- 35. Reed HB (1958) A study of dog carcass communities in Tennessee, with special reference to the insects. Am Midl Nat 59: 213–245.
- 36. Reiter C, Wollenek G (1982) Remarks on the morphology of maggots of forensic important flies. Z Rechtsmed 89: 197–206.
- 37. Steenvoorde P, Jukema GN (2004) The antimicrobial activity of maggots: in-vivo results. J Tissue Viability 14: 97–101.
- 38. Dobler S, Müller JK (2000) Resolving phylogeny at the family level by mitochondrial cytochrome oxidase sequences: phylogeny of carrion beetles (Coleoptera, Silphidae). Mol Phylogenet Evol 15: 390–402.
- 39. Heymons R, von Lengerken H, Bayer M (1927) Studien über die Lebenserscheinungen der Silphini (Coleopt.). II. Phosphuga atrata L. Z Morphol Ökol Tiere 9: 271–312.
- 40. Heymons R, von Lengerken H, Bayer M (1928) Studien über die Lebenserscheinungen der Silphini (Coleopt.). III. Xylodrepa quadripunctata L. Z Morphol Ökol Tiere 10: 330–352.
- 41. Heymons R, von Lengerken H (1932) Studien über die Lebenserscheinungen der Silphini (Coleopt.) VIII. Ablattaria laevigata. Z Morphol Ökol Tiere 24: 259–287.
- 42. Grebennikov VV, Newton AF (2009) Good-bye Scydmaenidae, or why the ant-like stone beetles should become megadiverse Staphylinidae sensu latissimo (Coleoptera). Eur J Entomol 106: 275–301.

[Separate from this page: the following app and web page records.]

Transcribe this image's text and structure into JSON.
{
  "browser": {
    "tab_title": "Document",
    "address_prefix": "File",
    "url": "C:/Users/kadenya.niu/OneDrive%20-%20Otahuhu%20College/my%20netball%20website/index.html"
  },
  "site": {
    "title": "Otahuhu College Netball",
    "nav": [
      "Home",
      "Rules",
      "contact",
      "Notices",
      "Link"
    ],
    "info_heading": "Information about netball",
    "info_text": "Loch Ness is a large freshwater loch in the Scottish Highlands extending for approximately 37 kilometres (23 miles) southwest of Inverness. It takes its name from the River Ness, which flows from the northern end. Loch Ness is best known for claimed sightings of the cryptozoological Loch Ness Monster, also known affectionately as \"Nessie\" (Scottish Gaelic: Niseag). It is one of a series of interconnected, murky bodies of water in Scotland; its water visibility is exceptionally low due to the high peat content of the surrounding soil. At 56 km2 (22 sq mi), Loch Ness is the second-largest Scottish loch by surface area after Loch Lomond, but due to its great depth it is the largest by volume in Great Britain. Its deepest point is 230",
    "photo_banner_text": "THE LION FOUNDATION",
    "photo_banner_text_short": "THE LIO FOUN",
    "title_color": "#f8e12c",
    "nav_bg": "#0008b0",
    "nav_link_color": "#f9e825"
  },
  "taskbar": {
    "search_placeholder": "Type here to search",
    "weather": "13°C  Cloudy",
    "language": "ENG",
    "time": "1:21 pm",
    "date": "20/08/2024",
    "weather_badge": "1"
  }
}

- 43. Böhm H, Wendler G (1988) Die Windorientierung von Aaskäfern. Mitt Dtsch Ges Allg Angew Entomol 6: 91–94.
- 44. Baker TC, Haynes KF (1996) Pheromone-mediated optomotor anemotaxis and altitude control exhibited by male oriental fruit moths in the field. Physiol Entomol 21: 20–32.
- 45. Farkas SR, Shorey HH (1972) Chemical trail-following by flying insects: a mechanism for orientation to a distant odor source. Science 178: 67–68.
- 46. Hangartner W (1967) Spezifität und Inaktivierung des Spurpheromons von Lasius fuliginosus Latr. und Orientierung der Arbeiterinnen im Duftfeld. J Comp Physiol A 57: 103–136.
- 47. Carde RT, Willis MA (2008) Navigational strategies used by insects to find distant, wind-borne sources of odor. J Chem Ecol 34: 854–866.